Owens is a romantic at heart. His skill at mixing light and dark with hard and soft has earned him a cult-like following of faithful consumers and critics who avidly lap up every Rick Owens collection. Owens has become the industry go-to label for softly luxurious leather jackets, Cimmerian colours, sinuous drapery and fierce footwear. Most recently Owens has shown a softer glamorous side while still staying true to his monochromatic elegance. While his hefty price tags enable him to sit alongside his haute fashion contemporaries, Owens treats his materials with a great deal less reverence. Rabbit fur is formed into macabre rabbit shaped bags, cashmere is ripped and laddered and the finest chiffon is chewed and frayed.
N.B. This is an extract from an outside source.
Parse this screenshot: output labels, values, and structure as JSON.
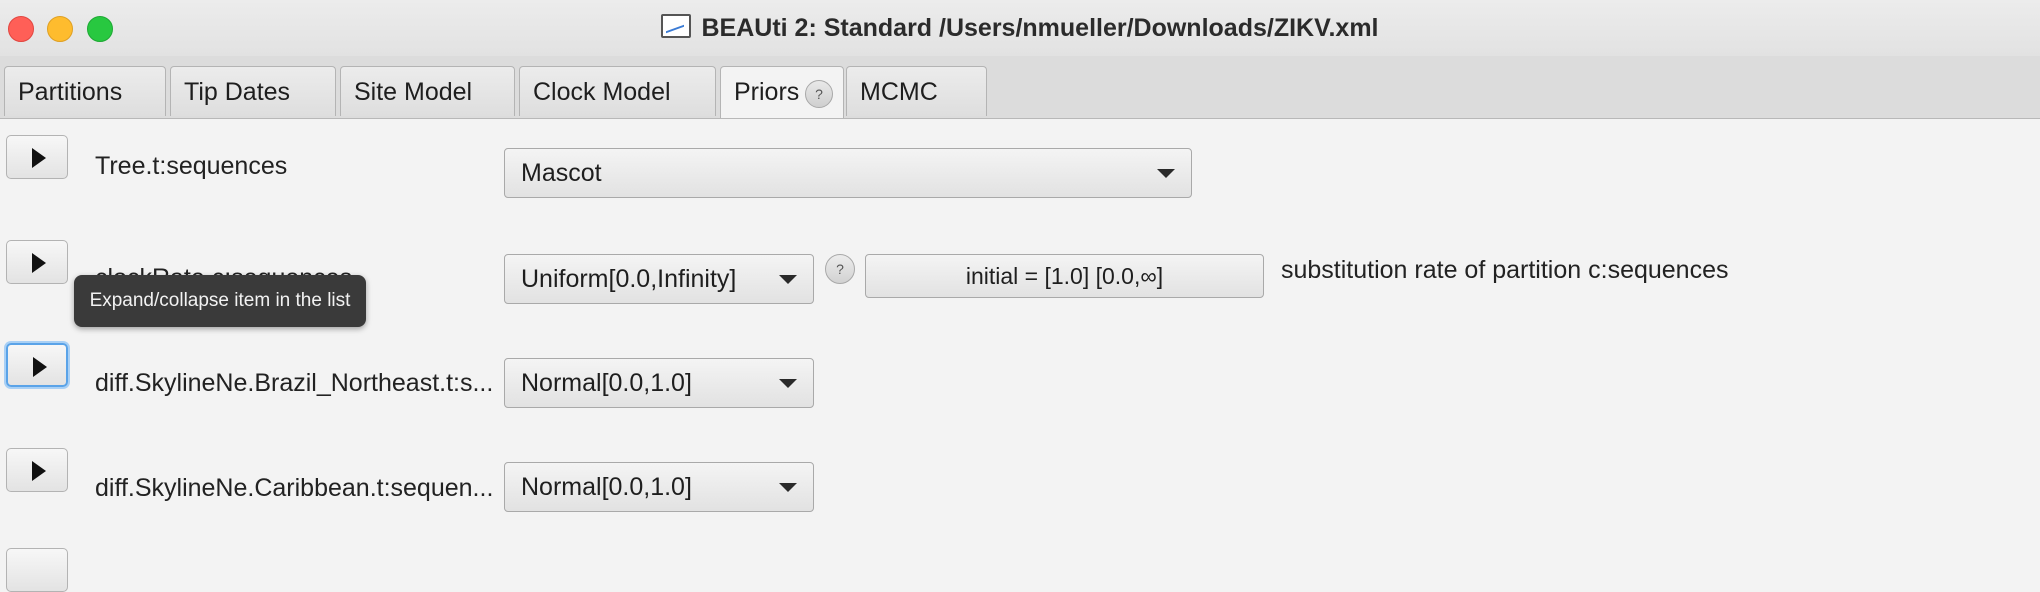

He also uses opulent fabrics such as sable to line his jackets; there to please no one but the wearer.
Owens’ clothing for the most part is as functional as it is visionary and costly. His atelier produces a large amount of separates, which are also accessible to those with non-model figures. Typically Owens cuts with a narrow shoulder and longer sleeves creating the look of slimness and he often designs with an indentation in the lower back where the spine curves; as he says it “always makes your ass perkier”. He has never been a designer to manipulate or morph the shape of the body, choosing rather to embrace shape and use drape, bias cutting and jersey.